He was 2-for-9 from the field and played nearly 33 minutes against Hornets which is just a couple minutes under his season average of court time.

Usually he’s responsible for providing a boost at both ends of the floor.

But considering his long lay-off, it was clear early on that he was locked in defensively more so than looking to get back on track shooting the ball.

“You take any type of games off in this league, your rhythm and all that you gotta get it back,” said Boston’s Jae Crowder.

Even though his shots weren’t falling, Bradley was on top of his game defensively while guarding 6-foot-8 Nicolas Batum who is six inches taller but never was a factor on Monday.

Batum finished with eight points on 2-for-11 shooting from the field.

Celtics head coach Brad Stevens liked what he got out of Bradley in his return to action.

“I thought he (Bradley) was great,” Stevens told CSNNE.com. “He did everything we needed him to do. We knew there would be a little bit of rust (shooting the ball), but that’s part of you playing your way back into it.”

As far as Bradley’s stifling defense on Batum, Stevens said, “You have to do that against Batum. I thought Avery did a really good job of that. It’s a hard matchup no matter what way you go. Batum, giving up inches to him.
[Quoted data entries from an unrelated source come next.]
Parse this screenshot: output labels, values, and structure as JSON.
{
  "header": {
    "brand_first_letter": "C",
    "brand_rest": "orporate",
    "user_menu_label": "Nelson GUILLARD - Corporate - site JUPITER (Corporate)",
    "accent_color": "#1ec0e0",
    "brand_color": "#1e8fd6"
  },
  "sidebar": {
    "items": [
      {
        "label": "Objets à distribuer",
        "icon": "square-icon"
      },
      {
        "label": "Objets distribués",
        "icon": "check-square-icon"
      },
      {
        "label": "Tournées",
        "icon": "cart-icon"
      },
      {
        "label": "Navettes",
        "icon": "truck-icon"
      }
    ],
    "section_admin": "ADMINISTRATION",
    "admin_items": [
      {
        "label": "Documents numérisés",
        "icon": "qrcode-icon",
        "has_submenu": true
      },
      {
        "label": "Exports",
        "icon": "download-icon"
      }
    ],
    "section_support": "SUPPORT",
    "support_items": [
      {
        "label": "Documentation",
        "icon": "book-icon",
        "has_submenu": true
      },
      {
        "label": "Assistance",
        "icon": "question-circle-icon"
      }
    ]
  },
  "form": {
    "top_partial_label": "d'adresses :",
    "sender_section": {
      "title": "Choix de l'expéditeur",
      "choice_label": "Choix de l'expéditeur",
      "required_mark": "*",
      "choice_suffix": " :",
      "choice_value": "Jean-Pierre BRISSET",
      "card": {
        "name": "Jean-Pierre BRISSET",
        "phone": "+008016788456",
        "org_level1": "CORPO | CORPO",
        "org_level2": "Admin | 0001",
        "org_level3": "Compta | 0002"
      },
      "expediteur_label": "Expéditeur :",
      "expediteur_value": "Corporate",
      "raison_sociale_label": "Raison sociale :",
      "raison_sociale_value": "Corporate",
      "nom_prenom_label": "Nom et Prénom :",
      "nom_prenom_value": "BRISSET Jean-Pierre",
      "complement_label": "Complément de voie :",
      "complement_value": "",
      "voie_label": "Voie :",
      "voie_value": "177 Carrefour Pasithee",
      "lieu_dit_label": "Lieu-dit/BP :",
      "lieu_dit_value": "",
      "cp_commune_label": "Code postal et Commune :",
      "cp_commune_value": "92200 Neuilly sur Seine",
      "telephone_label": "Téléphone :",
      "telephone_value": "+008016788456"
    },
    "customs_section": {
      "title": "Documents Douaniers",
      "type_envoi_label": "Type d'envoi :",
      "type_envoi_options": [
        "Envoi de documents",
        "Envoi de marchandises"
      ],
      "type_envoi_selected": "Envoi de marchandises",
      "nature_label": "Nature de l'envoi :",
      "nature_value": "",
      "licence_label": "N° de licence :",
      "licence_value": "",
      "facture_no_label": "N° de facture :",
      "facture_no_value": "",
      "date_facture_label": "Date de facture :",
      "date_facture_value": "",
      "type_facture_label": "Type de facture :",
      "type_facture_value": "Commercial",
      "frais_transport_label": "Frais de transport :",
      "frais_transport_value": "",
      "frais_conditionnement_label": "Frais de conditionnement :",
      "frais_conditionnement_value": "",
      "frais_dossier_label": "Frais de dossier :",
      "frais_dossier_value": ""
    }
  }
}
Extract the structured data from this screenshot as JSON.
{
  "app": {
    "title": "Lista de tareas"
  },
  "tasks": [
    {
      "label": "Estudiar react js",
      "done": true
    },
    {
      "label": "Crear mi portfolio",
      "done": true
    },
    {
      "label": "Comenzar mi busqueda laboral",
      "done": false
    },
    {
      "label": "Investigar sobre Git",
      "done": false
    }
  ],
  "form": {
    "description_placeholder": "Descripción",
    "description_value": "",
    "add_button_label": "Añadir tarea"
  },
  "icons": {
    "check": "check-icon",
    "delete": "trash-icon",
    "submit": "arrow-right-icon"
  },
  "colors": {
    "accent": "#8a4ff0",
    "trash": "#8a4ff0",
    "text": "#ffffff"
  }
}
He (Bradley) was there on the catch all night.”

And as Bradley gradually gets back into a flow, he’ll regain the form offensively that made him one of the NBA’s better two-way players this season.